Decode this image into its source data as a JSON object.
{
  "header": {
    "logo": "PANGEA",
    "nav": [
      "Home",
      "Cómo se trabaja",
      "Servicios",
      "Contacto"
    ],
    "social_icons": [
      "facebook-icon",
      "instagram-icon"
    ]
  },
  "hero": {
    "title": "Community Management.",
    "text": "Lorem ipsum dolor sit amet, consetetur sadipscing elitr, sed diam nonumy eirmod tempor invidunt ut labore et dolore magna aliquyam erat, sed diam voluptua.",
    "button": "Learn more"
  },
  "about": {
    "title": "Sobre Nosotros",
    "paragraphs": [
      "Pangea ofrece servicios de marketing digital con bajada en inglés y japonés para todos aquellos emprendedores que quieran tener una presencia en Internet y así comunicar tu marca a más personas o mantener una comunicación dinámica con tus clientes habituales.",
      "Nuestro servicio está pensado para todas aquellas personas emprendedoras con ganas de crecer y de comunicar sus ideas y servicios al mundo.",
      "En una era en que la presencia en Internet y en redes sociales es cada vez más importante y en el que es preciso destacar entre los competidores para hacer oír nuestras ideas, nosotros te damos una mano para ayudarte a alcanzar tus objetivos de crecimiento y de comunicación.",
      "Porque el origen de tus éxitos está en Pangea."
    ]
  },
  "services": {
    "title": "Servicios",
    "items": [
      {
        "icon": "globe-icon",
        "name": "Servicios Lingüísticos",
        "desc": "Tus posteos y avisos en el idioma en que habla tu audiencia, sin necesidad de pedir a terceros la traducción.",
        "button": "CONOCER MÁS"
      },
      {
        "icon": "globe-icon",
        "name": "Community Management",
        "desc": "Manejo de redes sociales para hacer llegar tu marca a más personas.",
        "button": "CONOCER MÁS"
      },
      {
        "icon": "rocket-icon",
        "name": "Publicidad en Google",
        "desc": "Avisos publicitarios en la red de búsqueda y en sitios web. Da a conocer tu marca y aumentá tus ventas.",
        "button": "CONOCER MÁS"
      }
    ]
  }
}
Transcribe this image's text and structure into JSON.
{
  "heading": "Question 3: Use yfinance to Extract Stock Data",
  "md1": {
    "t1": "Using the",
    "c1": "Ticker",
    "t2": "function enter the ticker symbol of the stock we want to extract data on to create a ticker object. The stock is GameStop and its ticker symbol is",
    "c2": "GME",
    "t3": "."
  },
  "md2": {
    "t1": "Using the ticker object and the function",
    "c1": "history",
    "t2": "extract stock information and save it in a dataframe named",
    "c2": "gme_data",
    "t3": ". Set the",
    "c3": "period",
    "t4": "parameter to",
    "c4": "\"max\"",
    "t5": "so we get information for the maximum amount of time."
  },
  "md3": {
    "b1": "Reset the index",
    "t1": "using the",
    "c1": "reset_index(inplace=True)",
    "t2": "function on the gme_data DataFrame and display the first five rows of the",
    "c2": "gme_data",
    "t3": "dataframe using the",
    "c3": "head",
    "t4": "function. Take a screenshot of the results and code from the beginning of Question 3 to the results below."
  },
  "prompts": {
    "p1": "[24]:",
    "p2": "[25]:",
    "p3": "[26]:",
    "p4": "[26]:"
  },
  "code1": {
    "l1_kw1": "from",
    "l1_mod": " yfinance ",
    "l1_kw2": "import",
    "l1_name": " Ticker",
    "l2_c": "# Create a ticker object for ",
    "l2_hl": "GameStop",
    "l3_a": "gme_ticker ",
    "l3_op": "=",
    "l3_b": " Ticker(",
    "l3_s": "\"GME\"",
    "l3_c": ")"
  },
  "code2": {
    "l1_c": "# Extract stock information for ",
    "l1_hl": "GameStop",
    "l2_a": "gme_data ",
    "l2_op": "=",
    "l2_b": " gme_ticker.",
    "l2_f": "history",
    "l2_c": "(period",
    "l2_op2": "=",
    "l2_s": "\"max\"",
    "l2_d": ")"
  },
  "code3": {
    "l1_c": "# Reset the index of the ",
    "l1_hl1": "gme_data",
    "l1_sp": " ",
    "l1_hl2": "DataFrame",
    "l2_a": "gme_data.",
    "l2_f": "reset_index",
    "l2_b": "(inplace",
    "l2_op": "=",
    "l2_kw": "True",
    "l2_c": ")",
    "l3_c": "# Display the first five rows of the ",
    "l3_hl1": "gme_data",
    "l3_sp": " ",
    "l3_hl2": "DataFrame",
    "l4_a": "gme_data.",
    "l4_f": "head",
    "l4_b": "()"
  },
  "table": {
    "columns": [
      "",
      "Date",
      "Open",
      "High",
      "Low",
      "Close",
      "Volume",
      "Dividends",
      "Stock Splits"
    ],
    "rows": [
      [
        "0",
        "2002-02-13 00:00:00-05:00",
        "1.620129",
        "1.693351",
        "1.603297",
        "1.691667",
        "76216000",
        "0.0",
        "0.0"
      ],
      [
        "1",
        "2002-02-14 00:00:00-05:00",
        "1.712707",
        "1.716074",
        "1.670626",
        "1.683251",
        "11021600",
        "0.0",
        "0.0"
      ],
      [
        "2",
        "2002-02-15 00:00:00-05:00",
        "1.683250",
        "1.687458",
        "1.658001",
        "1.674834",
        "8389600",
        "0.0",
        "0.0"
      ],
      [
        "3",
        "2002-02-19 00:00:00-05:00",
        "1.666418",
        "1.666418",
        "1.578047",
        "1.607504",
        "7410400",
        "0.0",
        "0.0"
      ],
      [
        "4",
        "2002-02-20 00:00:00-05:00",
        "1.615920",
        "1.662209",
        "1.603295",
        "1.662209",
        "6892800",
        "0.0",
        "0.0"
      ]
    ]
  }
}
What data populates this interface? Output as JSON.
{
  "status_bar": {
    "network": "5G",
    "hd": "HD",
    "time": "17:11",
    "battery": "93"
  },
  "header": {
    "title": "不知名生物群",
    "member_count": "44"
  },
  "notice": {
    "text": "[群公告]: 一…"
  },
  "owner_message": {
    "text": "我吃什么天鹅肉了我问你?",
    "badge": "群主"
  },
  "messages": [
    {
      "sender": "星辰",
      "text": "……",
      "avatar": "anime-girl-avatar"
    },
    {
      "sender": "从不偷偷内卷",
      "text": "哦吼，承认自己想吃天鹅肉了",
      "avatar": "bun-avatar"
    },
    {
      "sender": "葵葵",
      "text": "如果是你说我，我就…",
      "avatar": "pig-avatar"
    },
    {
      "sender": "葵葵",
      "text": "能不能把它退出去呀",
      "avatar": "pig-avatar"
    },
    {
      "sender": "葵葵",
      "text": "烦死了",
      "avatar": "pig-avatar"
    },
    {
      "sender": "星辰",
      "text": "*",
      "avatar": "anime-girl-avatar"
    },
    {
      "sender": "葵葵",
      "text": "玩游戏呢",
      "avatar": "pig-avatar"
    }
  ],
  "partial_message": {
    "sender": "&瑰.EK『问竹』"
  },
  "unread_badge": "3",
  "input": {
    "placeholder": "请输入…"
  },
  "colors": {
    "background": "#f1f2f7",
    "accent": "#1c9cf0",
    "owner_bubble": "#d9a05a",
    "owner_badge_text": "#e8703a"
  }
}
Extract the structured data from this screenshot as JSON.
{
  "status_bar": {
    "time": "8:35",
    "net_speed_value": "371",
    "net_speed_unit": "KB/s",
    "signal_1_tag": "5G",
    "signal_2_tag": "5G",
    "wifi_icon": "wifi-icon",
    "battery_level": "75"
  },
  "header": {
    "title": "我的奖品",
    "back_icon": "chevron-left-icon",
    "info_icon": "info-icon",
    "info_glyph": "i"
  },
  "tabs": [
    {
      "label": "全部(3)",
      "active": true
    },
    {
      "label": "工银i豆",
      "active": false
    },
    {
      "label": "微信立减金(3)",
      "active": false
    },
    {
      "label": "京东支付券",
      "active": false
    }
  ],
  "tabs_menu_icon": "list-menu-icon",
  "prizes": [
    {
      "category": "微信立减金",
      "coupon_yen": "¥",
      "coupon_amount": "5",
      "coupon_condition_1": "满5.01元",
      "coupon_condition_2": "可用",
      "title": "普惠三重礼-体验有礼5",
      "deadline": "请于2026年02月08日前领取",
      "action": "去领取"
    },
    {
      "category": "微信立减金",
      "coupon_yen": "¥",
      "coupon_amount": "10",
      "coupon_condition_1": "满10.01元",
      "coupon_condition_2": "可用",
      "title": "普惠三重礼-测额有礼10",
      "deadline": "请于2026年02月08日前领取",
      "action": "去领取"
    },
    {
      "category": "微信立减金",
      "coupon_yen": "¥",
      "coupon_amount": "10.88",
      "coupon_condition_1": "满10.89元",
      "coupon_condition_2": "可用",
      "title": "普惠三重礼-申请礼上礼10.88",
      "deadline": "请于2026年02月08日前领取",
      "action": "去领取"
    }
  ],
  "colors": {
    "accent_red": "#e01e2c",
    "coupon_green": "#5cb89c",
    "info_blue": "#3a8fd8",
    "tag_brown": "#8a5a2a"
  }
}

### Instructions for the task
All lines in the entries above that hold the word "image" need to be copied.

### Answer to this problem
Decode this image into its source data as a JSON object.
Transcribe this image's text and structure into JSON.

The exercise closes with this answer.